Sarah Scrafford has written a short essay for LISNews :
Is it the end of Libraries as we know them?
We’re undergoing a revolution in the way information is accessed and disseminated. Traditional models
of learning and acquiring knowledge have given way to new-fangled innovations that are collectively referenced under the umbrella term Web 2.0. Today, encyclopedias have bowed down to Wikipedia, the local grapevine has shriveled with the advent of the blog, books have closed their pages in deference to the germination of OpenCourseWare and newspapers are being forced to maintain an online presence or be forgotten altogether.
In this rapidly changing scenario, one has to ponder the questions –
- Is this the end of
libraries as we know them?
- How sustainable and
relevant are they in the midst of this information explosion we are
experiencing through the world wide web?
- What do libraries have
to do in order to keep up and prevent being left out?

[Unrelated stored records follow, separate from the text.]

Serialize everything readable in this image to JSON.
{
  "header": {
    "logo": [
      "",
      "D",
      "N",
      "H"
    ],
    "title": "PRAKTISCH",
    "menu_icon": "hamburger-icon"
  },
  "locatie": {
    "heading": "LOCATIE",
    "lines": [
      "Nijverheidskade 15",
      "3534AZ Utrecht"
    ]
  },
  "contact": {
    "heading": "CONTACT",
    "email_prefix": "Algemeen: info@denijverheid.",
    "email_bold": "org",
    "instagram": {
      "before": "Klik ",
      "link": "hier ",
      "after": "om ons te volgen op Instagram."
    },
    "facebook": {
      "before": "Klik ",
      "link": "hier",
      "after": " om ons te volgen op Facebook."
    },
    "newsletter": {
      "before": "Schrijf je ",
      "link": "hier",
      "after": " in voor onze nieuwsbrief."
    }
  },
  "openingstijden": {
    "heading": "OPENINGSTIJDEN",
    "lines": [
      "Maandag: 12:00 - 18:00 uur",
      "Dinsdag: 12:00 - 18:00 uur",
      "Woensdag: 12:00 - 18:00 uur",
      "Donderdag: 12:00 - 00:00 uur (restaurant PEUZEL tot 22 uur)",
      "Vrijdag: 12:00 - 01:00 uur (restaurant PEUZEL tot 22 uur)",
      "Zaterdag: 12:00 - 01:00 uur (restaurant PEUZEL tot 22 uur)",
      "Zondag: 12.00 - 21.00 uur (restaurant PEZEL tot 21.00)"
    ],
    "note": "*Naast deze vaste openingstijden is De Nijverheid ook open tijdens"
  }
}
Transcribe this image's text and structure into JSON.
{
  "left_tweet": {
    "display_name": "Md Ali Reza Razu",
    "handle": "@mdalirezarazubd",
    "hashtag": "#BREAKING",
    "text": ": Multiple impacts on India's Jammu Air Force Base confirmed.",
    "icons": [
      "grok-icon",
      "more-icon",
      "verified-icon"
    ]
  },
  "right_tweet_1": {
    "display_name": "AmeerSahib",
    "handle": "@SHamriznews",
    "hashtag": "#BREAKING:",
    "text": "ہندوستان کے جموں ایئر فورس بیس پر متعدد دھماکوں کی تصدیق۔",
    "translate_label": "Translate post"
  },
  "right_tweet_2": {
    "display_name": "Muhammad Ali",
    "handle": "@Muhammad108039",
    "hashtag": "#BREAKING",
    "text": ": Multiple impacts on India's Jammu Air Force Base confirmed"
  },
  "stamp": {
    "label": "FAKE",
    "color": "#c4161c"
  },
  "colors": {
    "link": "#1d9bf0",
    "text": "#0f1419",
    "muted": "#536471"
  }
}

- Does the advent of
e-books and free information on the Internet spell doom for the paper
and print books we knew so intimately till now?
The answer to all these posers can be summed up in one phrase – you can’t beat technology, you just have to join it. Libraries must thus be willing to embrace change
as a friend rather than reject it as an enemy without even trying to establish a rapport with it. With computers and digital technology taking over, it’s high time librarians took charge of the digitization of
their archives. This change is not just necessary for survival, it’s also a boon for the preservation of information for posterity – unlike books which erode in quality over time, their digital counterparts are made of zeroes and ones which can be generated as many times as needed
at almost no cost at all.
Digitization allows libraries to stay in tune with the changing times and adapt to changing needs by allowing access through the Internet or via electronic media. Classification
and inventory becomes easier with the introduction of newer technologies like RFID tagging. And at the end of the day, the fact remains that no matter how much of an edge the Internet has over a brick-and-mortar
library, when it comes to authenticity and originality, there’s no beating a library.
It’s ironic when you consider that today, paper is becoming a scare and expensive commodity with the obliteration of trees worldwide, while electronic goods are becoming
cheaper by the day, and also polluting the environment because of the difficulty in disposing of e-waste in a way that’s not detrimental to the earth. Is it reason enough to switch back to the time and tested
tradition of books that we can feel and touch as opposed to bits and bytes floating around in a virtual world? Unfortunately, we can only speculate!
Sarah Scrafford is an industry
critic, as well as a regular contributor on the subject of top rated online universities. She invites your questions, comments
and freelancing job inquiries at her email address: [email protected].